He sees the weaponization of AI as "a serious danger".
"The prospect of machines that have the capacity by themselves to select and destroy targets will create enormous difficulties to avoid escalation in conflict and to guarantee that humanitarian law and human rights law are respected in the battlefield," he said.
Improvements in AI are making autonomous weapons that could recognize and attack human targets a plausible prospect in the near future.
But critics argue that autonomous weapons won't ever be able to comply with the basic rules of war -- distinguishing between soldiers and civilians, for example -- or to understand concepts like proportionality in warfare.
It's also unclear who would be accountable if autonomous weapons went wrong on the battlefield, or were hacked. And while a number of countries have called for a ban on so-called 'lethal autonomous weapons systems', this is not backed by all countries.
Speaking at the Web Summit technology conference in Lisbon, Portugal, Guterres said the message is very clear.
"Machines that have the power and the discretion to take human lives are politically unacceptable, are morally repugnant and should be banned by international law," he said.
Guterres also used his speech at the event to warn about the impact of AI on jobs and society.
"We will see an enormous amount of jobs created and an enormous amount of old jobs destroyed," he said.
"It's difficult to know which number will be bigger, but those jobs will be very different, and so we will face huge unemployment. You will face disruption in societies, and it's clear we're not prepared for that, and we're not preparing fast enough for that."

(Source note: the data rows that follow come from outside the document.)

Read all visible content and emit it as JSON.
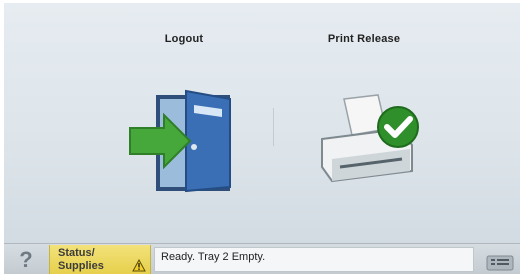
{
  "actions": {
    "logout_label": "Logout",
    "print_release_label": "Print Release"
  },
  "statusbar": {
    "help_label": "?",
    "status_line1": "Status/",
    "status_line2": "Supplies",
    "message": "Ready. Tray 2 Empty."
  },
  "icons": {
    "logout": "door-exit-icon",
    "print_release": "printer-check-icon",
    "warning": "warning-icon",
    "menu": "list-menu-icon"
  },
  "colors": {
    "status_button": "#e6cf4a",
    "arrow_green": "#46a83a",
    "door_blue": "#3a6fb5",
    "check_green": "#2f8f2b"
  }
}
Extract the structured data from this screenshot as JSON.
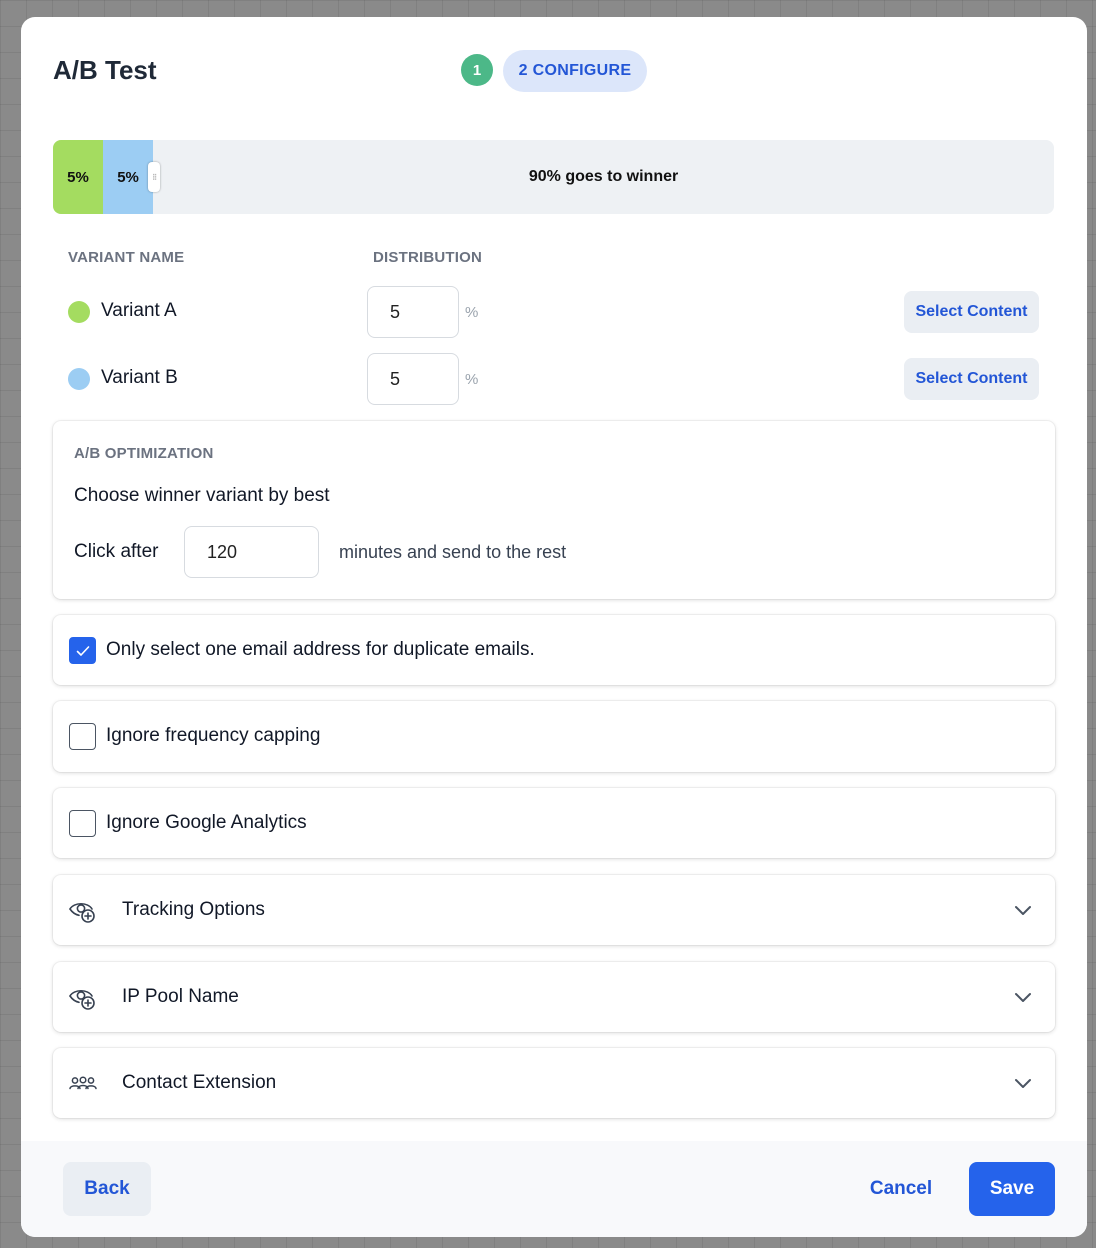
{
  "header": {
    "title": "A/B Test",
    "steps": [
      {
        "label": "1",
        "state": "done",
        "color": "#4cb888"
      },
      {
        "label": "2 CONFIGURE",
        "state": "active"
      }
    ]
  },
  "distribution_bar": {
    "segments": [
      {
        "label": "5%",
        "percent": 5,
        "color": "#a4dc60"
      },
      {
        "label": "5%",
        "percent": 5,
        "color": "#9ccdf3"
      }
    ],
    "winner_label": "90% goes to winner",
    "winner_percent": 90,
    "handle_icon": "drag-handle-icon"
  },
  "variants": {
    "headers": {
      "name": "VARIANT NAME",
      "distribution": "DISTRIBUTION"
    },
    "percent_sign": "%",
    "rows": [
      {
        "name": "Variant A",
        "color": "#a4dc60",
        "distribution": "5",
        "select_label": "Select Content"
      },
      {
        "name": "Variant B",
        "color": "#9ccdf3",
        "distribution": "5",
        "select_label": "Select Content"
      }
    ]
  },
  "optimization": {
    "title": "A/B OPTIMIZATION",
    "choose_label": "Choose winner variant by best",
    "click_label": "Click after",
    "minutes_value": "120",
    "minutes_label": "minutes and send to the rest"
  },
  "options": [
    {
      "label": "Only select one email address for duplicate emails.",
      "checked": true
    },
    {
      "label": "Ignore frequency capping",
      "checked": false
    },
    {
      "label": "Ignore Google Analytics",
      "checked": false
    }
  ],
  "accordions": [
    {
      "label": "Tracking Options",
      "icon": "eye-plus-icon",
      "expanded": false
    },
    {
      "label": "IP Pool Name",
      "icon": "eye-plus-icon",
      "expanded": false
    },
    {
      "label": "Contact Extension",
      "icon": "users-icon",
      "expanded": false
    }
  ],
  "footer": {
    "back_label": "Back",
    "cancel_label": "Cancel",
    "save_label": "Save"
  },
  "colors": {
    "primary": "#2563eb",
    "link": "#2356d6",
    "success": "#4cb888"
  }
}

A new generation of safety nets will be needed for those left behind by the AI revolution, Guterres said.